Task input

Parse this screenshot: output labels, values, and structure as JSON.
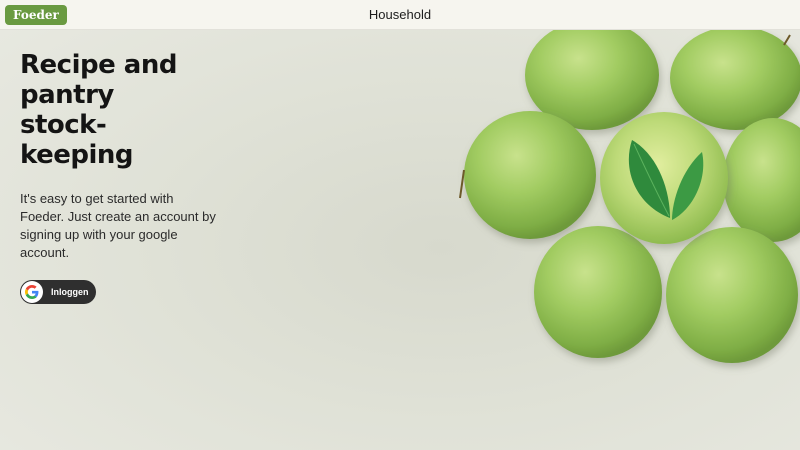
{
  "header": {
    "logo_text": "Foeder",
    "title": "Household"
  },
  "hero": {
    "heading": "Recipe and pantry stock-keeping",
    "description": "It's easy to get started with Foeder. Just create an account by signing up with your google account.",
    "login_button_label": "Inloggen",
    "login_icon": "google-g-icon"
  },
  "image": {
    "subject": "green apples arranged in a flower shape with leaf",
    "icon": "apples-illustration"
  },
  "colors": {
    "brand": "#6a9a41",
    "button_bg": "#2f2f2f",
    "apple_green": "#94c45a"
  }
}
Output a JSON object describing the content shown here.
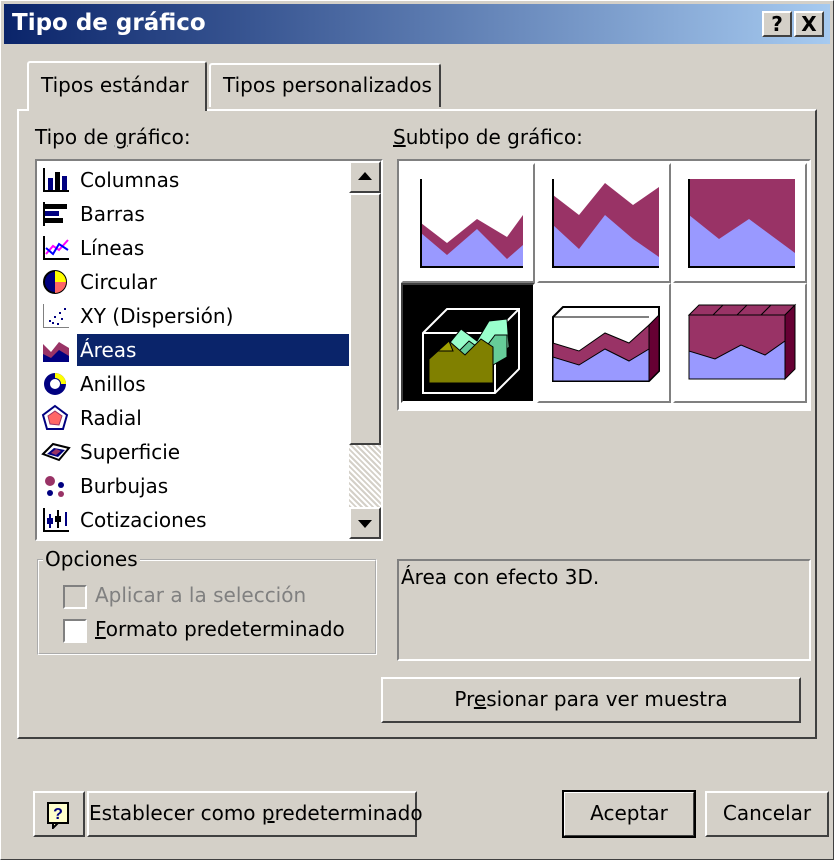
{
  "window": {
    "title": "Tipo de gráfico",
    "help_label": "?",
    "close_label": "X"
  },
  "tabs": [
    {
      "label": "Tipos estándar",
      "active": true
    },
    {
      "label": "Tipos personalizados",
      "active": false
    }
  ],
  "chart_type": {
    "label_pre": "Tipo de ",
    "label_ul": "g",
    "label_post": "ráfico:",
    "items": [
      {
        "label": "Columnas",
        "icon": "column-chart-icon"
      },
      {
        "label": "Barras",
        "icon": "bar-chart-icon"
      },
      {
        "label": "Líneas",
        "icon": "line-chart-icon"
      },
      {
        "label": "Circular",
        "icon": "pie-chart-icon"
      },
      {
        "label": "XY (Dispersión)",
        "icon": "scatter-chart-icon"
      },
      {
        "label": "Áreas",
        "icon": "area-chart-icon",
        "selected": true
      },
      {
        "label": "Anillos",
        "icon": "doughnut-chart-icon"
      },
      {
        "label": "Radial",
        "icon": "radar-chart-icon"
      },
      {
        "label": "Superficie",
        "icon": "surface-chart-icon"
      },
      {
        "label": "Burbujas",
        "icon": "bubble-chart-icon"
      },
      {
        "label": "Cotizaciones",
        "icon": "stock-chart-icon"
      }
    ]
  },
  "subtype": {
    "label_ul": "S",
    "label_post": "ubtipo de gráfico:",
    "selected_index": 3,
    "colors": {
      "area_blue": "#9999ff",
      "area_purple": "#993366",
      "area3d_green": "#99ffcc",
      "area3d_olive": "#808000"
    }
  },
  "options": {
    "title": "Opciones",
    "apply_label": "Aplicar a la selección",
    "default_format_ul": "F",
    "default_format_post": "ormato predeterminado"
  },
  "description": "Área con efecto 3D.",
  "buttons": {
    "preview_pre": "Pr",
    "preview_ul": "e",
    "preview_post": "sionar para ver muestra",
    "help_icon_label": "?",
    "set_default_pre": "Establecer como ",
    "set_default_ul": "p",
    "set_default_post": "redeterminado",
    "ok": "Aceptar",
    "cancel": "Cancelar"
  }
}
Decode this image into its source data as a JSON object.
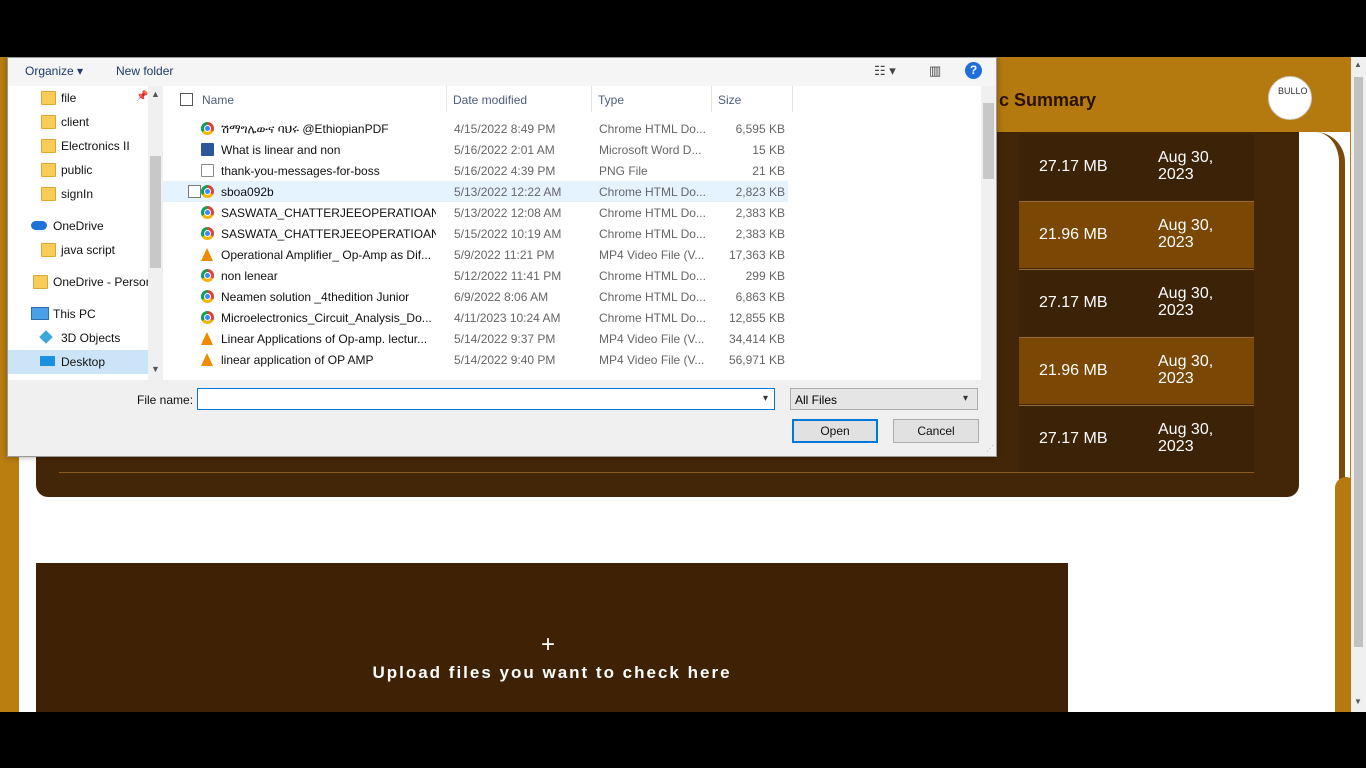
{
  "page": {
    "header_title": "c Summary",
    "logo_text": "BULLO",
    "rows": [
      {
        "size": "27.17 MB",
        "date": "Aug 30, 2023"
      },
      {
        "size": "21.96 MB",
        "date": "Aug 30, 2023"
      },
      {
        "size": "27.17 MB",
        "date": "Aug 30, 2023"
      },
      {
        "size": "21.96 MB",
        "date": "Aug 30, 2023"
      },
      {
        "size": "27.17 MB",
        "date": "Aug 30, 2023"
      }
    ],
    "upload_plus": "+",
    "upload_text": "Upload files you want to check here"
  },
  "dialog": {
    "toolbar": {
      "organize": "Organize ▾",
      "new_folder": "New folder",
      "view_icon": "view-options-icon",
      "preview_icon": "preview-pane-icon",
      "help": "?"
    },
    "nav": {
      "items": [
        {
          "label": "file",
          "icon": "folder-icon"
        },
        {
          "label": "client",
          "icon": "folder-icon"
        },
        {
          "label": "Electronics II",
          "icon": "folder-icon"
        },
        {
          "label": "public",
          "icon": "folder-icon"
        },
        {
          "label": "signIn",
          "icon": "folder-icon"
        },
        {
          "label": "OneDrive",
          "icon": "onedrive-icon"
        },
        {
          "label": "java script",
          "icon": "folder-icon"
        },
        {
          "label": "OneDrive - Persor",
          "icon": "folder-icon"
        },
        {
          "label": "This PC",
          "icon": "pc-icon"
        },
        {
          "label": "3D Objects",
          "icon": "cube-icon"
        },
        {
          "label": "Desktop",
          "icon": "desktop-icon"
        }
      ]
    },
    "columns": {
      "name": "Name",
      "date": "Date modified",
      "type": "Type",
      "size": "Size"
    },
    "files": [
      {
        "name": "ሽማግሌውና ባህሩ @EthiopianPDF",
        "date": "4/15/2022 8:49 PM",
        "type": "Chrome HTML Do...",
        "size": "6,595 KB",
        "icon": "chrome"
      },
      {
        "name": "What is linear and non",
        "date": "5/16/2022 2:01 AM",
        "type": "Microsoft Word D...",
        "size": "15 KB",
        "icon": "word"
      },
      {
        "name": "thank-you-messages-for-boss",
        "date": "5/16/2022 4:39 PM",
        "type": "PNG File",
        "size": "21 KB",
        "icon": "png"
      },
      {
        "name": "sboa092b",
        "date": "5/13/2022 12:22 AM",
        "type": "Chrome HTML Do...",
        "size": "2,823 KB",
        "icon": "chrome"
      },
      {
        "name": "SASWATA_CHATTERJEEOPERATIOANA...",
        "date": "5/13/2022 12:08 AM",
        "type": "Chrome HTML Do...",
        "size": "2,383 KB",
        "icon": "chrome"
      },
      {
        "name": "SASWATA_CHATTERJEEOPERATIOANA...",
        "date": "5/15/2022 10:19 AM",
        "type": "Chrome HTML Do...",
        "size": "2,383 KB",
        "icon": "chrome"
      },
      {
        "name": "Operational Amplifier_ Op-Amp as Dif...",
        "date": "5/9/2022 11:21 PM",
        "type": "MP4 Video File (V...",
        "size": "17,363 KB",
        "icon": "vlc"
      },
      {
        "name": "non lenear",
        "date": "5/12/2022 11:41 PM",
        "type": "Chrome HTML Do...",
        "size": "299 KB",
        "icon": "chrome"
      },
      {
        "name": "Neamen solution _4thedition Junior",
        "date": "6/9/2022 8:06 AM",
        "type": "Chrome HTML Do...",
        "size": "6,863 KB",
        "icon": "chrome"
      },
      {
        "name": "Microelectronics_Circuit_Analysis_Do...",
        "date": "4/11/2023 10:24 AM",
        "type": "Chrome HTML Do...",
        "size": "12,855 KB",
        "icon": "chrome"
      },
      {
        "name": "Linear Applications of Op-amp. lectur...",
        "date": "5/14/2022 9:37 PM",
        "type": "MP4 Video File (V...",
        "size": "34,414 KB",
        "icon": "vlc"
      },
      {
        "name": "linear application of OP AMP",
        "date": "5/14/2022 9:40 PM",
        "type": "MP4 Video File (V...",
        "size": "56,971 KB",
        "icon": "vlc"
      }
    ],
    "file_name_label": "File name:",
    "file_name_value": "",
    "filter_value": "All Files",
    "open_label": "Open",
    "cancel_label": "Cancel"
  }
}
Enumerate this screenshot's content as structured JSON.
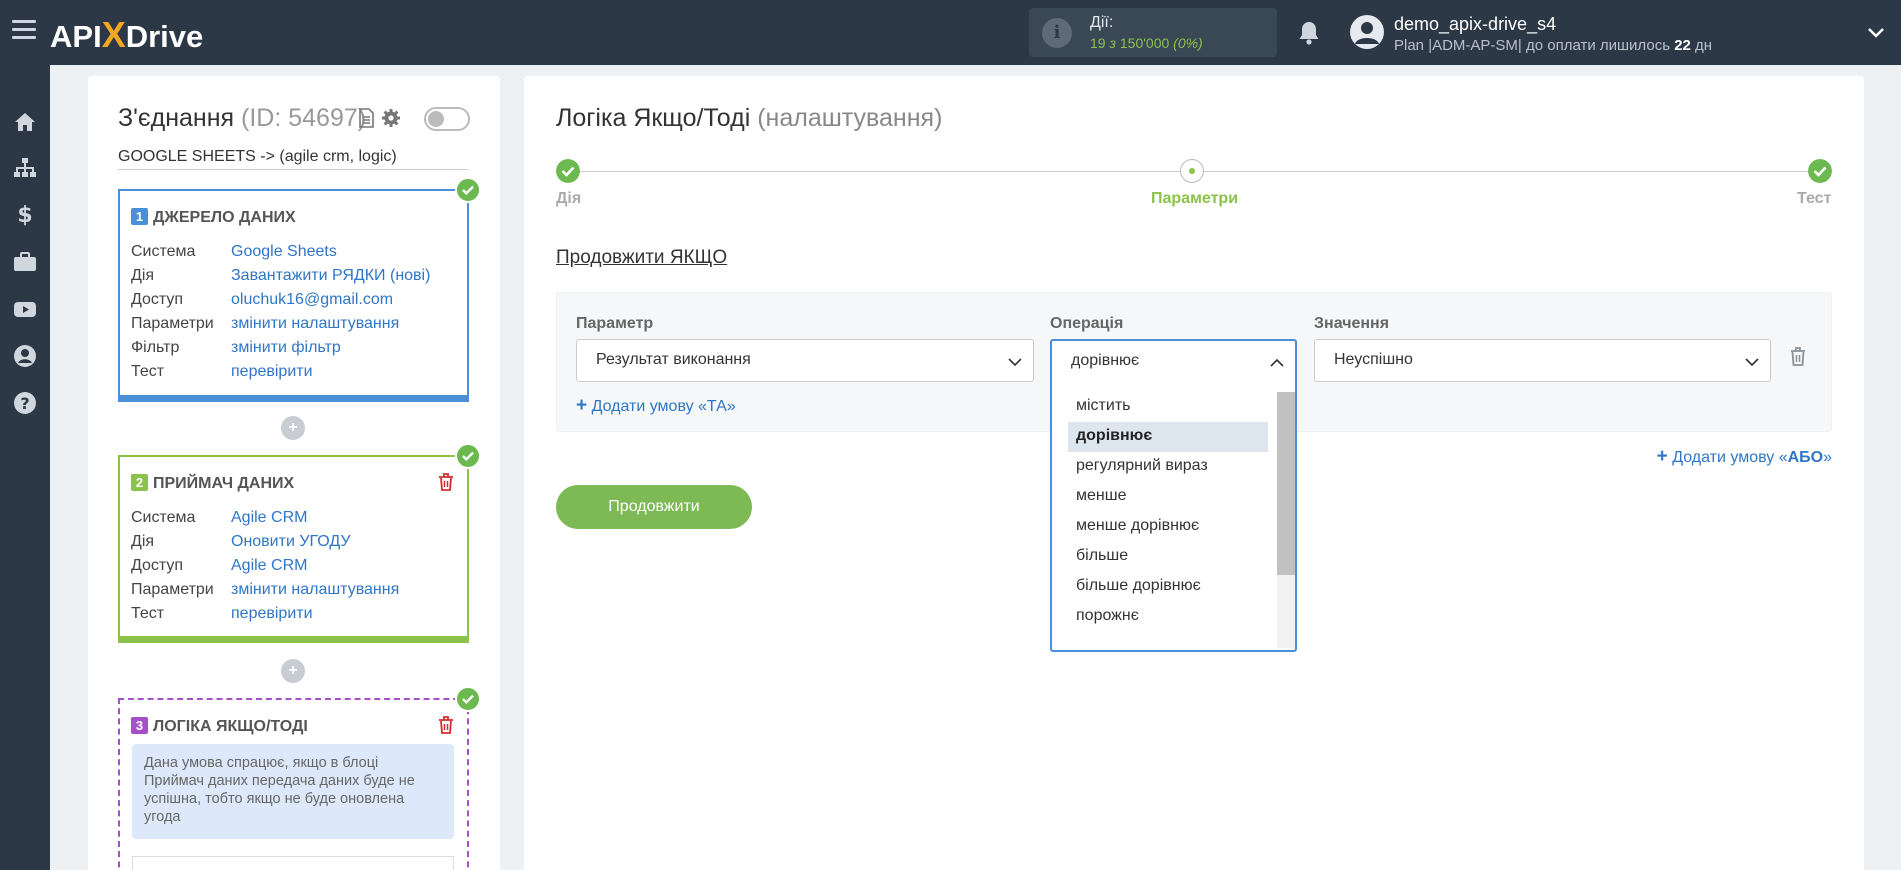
{
  "topbar": {
    "logo_prefix": "API",
    "logo_x": "X",
    "logo_suffix": "Drive",
    "actions_label": "Дії:",
    "actions_used": "19",
    "actions_of": "з",
    "actions_total": "150'000",
    "actions_percent": "(0%)",
    "username": "demo_apix-drive_s4",
    "plan_text": "Plan |ADM-AP-SM| до оплати лишилось",
    "plan_days": "22",
    "plan_days_unit": "дн"
  },
  "connection": {
    "title": "З'єднання",
    "id_text": "(ID: 54697)",
    "subtitle": "GOOGLE SHEETS -> (agile crm, logic)"
  },
  "blocks": {
    "source": {
      "number": "1",
      "title": "ДЖЕРЕЛО ДАНИХ",
      "rows": [
        {
          "k": "Система",
          "v": "Google Sheets"
        },
        {
          "k": "Дія",
          "v": "Завантажити РЯДКИ (нові)"
        },
        {
          "k": "Доступ",
          "v": "oluchuk16@gmail.com"
        },
        {
          "k": "Параметри",
          "v": "змінити налаштування"
        },
        {
          "k": "Фільтр",
          "v": "змінити фільтр"
        },
        {
          "k": "Тест",
          "v": "перевірити"
        }
      ]
    },
    "receiver": {
      "number": "2",
      "title": "ПРИЙМАЧ ДАНИХ",
      "rows": [
        {
          "k": "Система",
          "v": "Agile CRM"
        },
        {
          "k": "Дія",
          "v": "Оновити УГОДУ"
        },
        {
          "k": "Доступ",
          "v": "Agile CRM"
        },
        {
          "k": "Параметри",
          "v": "змінити налаштування"
        },
        {
          "k": "Тест",
          "v": "перевірити"
        }
      ]
    },
    "logic": {
      "number": "3",
      "title": "ЛОГІКА ЯКЩО/ТОДІ",
      "note": "Дана умова спрацює, якщо в блоці Приймач даних передача даних буде не успішна, тобто якщо не буде оновлена угода"
    }
  },
  "main": {
    "title": "Логіка Якщо/Тоді",
    "title_sub": "(налаштування)",
    "steps": [
      "Дія",
      "Параметри",
      "Тест"
    ],
    "section_title": "Продовжити ЯКЩО",
    "param_label": "Параметр",
    "param_value": "Результат виконання",
    "op_label": "Операція",
    "op_value": "дорівнює",
    "value_label": "Значення",
    "value_value": "Неуспішно",
    "add_and": "Додати умову «ТА»",
    "add_or_prefix": "Додати умову «",
    "add_or_bold": "АБО",
    "add_or_suffix": "»",
    "continue_button": "Продовжити",
    "operations": [
      "містить",
      "дорівнює",
      "регулярний вираз",
      "менше",
      "менше дорівнює",
      "більше",
      "більше дорівнює",
      "порожнє"
    ],
    "selected_operation": "дорівнює"
  },
  "colors": {
    "topbar": "#2c3845",
    "accent_green": "#7db955",
    "link_blue": "#2f76c7",
    "source_border": "#4a90d9",
    "receiver_border": "#8bc34a",
    "logic_border": "#a74fc8"
  }
}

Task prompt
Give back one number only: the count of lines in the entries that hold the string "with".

Reply to the task
2